I just spoke with one of my co-workers at Bloomsbury about the “Magic Under Glass” cover and need to apologize for my previous blog post. The main character of “Magic Under Glass” is not African American. If you read the Charlotte’s Library blog, you will see that the main character is of color, but is not African American.
Here are a few quotes taken from Charlotte’s blog:
‘I thought it might be a useful contribution to the discussion to share exactly how Nimira is described, because most of the people talking about it haven’t read the book. All the page numbers refer to the ARC. I tried to find every example, but may have missed some.

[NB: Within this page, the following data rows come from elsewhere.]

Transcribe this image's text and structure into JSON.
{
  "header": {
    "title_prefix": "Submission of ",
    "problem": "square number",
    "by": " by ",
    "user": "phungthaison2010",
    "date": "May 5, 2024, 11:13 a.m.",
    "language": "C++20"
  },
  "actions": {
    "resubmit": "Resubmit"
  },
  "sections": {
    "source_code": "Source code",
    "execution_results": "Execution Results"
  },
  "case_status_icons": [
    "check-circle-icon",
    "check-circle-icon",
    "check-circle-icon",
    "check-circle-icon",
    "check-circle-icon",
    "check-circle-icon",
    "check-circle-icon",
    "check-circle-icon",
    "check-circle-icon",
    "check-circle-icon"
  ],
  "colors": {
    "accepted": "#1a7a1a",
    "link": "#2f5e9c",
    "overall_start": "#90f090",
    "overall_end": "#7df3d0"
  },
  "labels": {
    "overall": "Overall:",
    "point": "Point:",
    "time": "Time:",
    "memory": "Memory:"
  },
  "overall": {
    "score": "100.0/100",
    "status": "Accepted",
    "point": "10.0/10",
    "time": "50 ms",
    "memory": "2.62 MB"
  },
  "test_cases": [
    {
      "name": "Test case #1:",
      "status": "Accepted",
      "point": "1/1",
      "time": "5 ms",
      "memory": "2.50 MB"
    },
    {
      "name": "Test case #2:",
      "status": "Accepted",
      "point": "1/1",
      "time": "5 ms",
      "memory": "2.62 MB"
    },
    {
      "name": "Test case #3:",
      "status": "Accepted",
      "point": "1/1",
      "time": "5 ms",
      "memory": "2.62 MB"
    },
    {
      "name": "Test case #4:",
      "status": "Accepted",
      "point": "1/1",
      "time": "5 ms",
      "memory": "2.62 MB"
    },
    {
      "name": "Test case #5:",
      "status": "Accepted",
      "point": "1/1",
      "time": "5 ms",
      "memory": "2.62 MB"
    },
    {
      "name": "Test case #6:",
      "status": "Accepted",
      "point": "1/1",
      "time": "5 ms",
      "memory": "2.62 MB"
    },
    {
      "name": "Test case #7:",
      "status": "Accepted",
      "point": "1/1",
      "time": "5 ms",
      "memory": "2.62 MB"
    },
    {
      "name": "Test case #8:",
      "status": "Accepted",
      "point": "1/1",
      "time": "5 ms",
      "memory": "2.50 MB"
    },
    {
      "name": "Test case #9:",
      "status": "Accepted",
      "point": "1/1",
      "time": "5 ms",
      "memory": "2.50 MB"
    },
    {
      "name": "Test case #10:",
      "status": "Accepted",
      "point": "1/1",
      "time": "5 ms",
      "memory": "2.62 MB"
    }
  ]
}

“My hair tumbled down my back, glossy black and shining in the low light.” (page 3)
“I knew how the men of Lorinar thought, what they wanted. To him, I was dark and foreign and crude.” (page 4)

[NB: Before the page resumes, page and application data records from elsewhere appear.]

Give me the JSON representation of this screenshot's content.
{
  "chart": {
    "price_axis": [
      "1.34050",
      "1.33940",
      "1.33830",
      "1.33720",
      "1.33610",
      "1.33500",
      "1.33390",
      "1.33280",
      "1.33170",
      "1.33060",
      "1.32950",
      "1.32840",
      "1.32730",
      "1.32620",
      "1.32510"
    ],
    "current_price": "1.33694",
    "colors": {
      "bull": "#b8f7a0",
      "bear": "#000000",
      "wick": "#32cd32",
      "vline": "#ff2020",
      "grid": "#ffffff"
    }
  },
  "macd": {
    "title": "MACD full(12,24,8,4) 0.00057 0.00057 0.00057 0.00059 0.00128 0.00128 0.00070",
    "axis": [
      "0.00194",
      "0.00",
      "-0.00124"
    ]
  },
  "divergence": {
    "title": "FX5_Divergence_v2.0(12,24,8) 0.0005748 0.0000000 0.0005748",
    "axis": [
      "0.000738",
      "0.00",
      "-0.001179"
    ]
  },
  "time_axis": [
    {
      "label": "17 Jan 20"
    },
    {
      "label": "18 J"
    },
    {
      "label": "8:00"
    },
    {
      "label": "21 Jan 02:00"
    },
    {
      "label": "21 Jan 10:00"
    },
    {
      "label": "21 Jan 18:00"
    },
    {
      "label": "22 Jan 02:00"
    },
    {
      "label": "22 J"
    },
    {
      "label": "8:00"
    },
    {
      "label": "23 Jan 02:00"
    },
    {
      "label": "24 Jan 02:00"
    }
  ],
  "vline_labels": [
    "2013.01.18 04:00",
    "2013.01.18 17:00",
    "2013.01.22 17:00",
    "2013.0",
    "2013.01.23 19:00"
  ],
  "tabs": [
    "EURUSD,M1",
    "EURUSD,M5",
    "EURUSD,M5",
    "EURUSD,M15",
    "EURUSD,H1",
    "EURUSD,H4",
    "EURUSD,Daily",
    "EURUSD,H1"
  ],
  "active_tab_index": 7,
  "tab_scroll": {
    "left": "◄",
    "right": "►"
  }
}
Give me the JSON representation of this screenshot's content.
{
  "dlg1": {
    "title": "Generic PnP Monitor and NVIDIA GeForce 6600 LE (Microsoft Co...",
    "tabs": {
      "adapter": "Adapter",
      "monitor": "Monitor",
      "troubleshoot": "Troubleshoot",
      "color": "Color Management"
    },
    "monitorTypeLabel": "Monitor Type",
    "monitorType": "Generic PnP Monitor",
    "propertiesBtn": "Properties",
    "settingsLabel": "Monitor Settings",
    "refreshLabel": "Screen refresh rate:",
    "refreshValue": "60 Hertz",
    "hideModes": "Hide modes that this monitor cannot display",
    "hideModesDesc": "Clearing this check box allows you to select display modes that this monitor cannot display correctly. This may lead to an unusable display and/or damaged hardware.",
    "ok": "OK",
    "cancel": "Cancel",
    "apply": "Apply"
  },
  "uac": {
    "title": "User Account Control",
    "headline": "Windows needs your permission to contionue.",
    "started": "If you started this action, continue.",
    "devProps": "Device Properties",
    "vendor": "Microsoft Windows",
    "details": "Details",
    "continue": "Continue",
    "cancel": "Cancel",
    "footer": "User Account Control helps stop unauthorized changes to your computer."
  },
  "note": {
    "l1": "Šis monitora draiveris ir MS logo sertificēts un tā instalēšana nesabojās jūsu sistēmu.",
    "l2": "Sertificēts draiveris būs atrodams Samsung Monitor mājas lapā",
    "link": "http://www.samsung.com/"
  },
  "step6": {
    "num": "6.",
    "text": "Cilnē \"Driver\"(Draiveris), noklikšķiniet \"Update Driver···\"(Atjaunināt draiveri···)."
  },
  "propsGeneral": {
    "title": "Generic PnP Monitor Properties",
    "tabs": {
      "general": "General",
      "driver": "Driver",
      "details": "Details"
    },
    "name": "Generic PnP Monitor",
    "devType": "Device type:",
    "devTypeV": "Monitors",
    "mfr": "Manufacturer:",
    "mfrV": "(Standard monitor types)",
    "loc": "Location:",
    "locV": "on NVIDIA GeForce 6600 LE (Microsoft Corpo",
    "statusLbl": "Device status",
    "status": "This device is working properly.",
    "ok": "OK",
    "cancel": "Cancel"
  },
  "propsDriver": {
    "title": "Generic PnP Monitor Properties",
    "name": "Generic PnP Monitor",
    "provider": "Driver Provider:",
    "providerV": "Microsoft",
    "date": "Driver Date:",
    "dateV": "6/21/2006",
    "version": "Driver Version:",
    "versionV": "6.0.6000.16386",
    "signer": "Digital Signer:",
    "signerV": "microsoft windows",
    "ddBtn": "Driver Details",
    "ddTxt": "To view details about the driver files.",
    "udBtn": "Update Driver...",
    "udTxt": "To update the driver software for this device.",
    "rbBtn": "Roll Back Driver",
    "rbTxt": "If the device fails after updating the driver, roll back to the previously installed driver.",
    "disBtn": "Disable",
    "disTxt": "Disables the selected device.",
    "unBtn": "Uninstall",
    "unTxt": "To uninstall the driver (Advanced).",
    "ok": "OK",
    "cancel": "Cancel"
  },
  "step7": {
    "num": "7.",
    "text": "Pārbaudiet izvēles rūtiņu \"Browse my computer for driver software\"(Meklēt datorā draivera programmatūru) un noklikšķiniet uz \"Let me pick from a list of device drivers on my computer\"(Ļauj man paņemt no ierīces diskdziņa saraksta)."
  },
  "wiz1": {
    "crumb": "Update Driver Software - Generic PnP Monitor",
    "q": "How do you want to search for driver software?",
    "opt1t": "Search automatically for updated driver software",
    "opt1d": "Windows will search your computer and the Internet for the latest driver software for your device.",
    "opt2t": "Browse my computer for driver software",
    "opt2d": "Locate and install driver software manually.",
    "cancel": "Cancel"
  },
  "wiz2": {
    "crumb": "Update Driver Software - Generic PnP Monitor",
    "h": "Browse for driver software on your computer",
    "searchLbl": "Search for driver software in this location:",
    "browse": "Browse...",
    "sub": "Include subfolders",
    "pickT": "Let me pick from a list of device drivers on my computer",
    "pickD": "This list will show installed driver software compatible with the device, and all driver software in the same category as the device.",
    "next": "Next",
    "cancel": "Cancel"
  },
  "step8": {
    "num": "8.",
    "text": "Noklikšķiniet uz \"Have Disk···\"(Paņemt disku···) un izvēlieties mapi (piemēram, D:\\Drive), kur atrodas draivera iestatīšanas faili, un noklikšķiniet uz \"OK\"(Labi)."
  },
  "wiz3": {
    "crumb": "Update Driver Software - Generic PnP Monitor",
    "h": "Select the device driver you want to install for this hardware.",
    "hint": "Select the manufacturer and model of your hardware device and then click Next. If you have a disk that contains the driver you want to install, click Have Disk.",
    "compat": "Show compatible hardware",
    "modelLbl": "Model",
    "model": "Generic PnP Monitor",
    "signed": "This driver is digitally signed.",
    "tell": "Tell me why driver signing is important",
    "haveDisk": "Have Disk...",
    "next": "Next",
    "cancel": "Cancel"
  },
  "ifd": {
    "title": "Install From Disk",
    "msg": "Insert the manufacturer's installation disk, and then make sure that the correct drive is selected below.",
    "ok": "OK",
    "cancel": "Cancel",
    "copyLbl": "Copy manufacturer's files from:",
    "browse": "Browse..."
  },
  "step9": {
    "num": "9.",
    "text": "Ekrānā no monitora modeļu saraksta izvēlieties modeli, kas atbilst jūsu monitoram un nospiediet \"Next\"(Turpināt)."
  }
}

“…pink does not do with skin like yours.” (pp 32-33)
“Miss Rashten thinks pink doesn’t suit my complexion,” I warned him.
“Nonsense,” he said. “There is no color more feminine than pink; no woman it does not suit, and you especially, with your golden glow.” (page 64)
“[The dress] dipped low in back and front…exposing what seemed like far too much of my brown skin.” (page 96)’
It was not my intention to attack Bloomsbury. My experiences with my co-workers there had been nothing but positive and I do consider them family. Yes, I think that the “Liar” cover incident was unfortunate and I do think that the team missed out on an opportunity to diversify. I also wish that someone from the company had responded to at least one of the blogs. Even with “Magic Under Glass”, maybe it wouldn’t have been a bad idea if one of the editors had responded to Ari’s post to clarify.
So, this is a lesson to all of us. First, let’s be more open about race and talk about some of the issues that we tend to ignore; and second, let’s READ THE BOOKS before we crucify the book makers. People *are* reading and our opinions do matter and can spark great change, but we have to remember that with great power comes great responsibility.
Do better everyone (self included).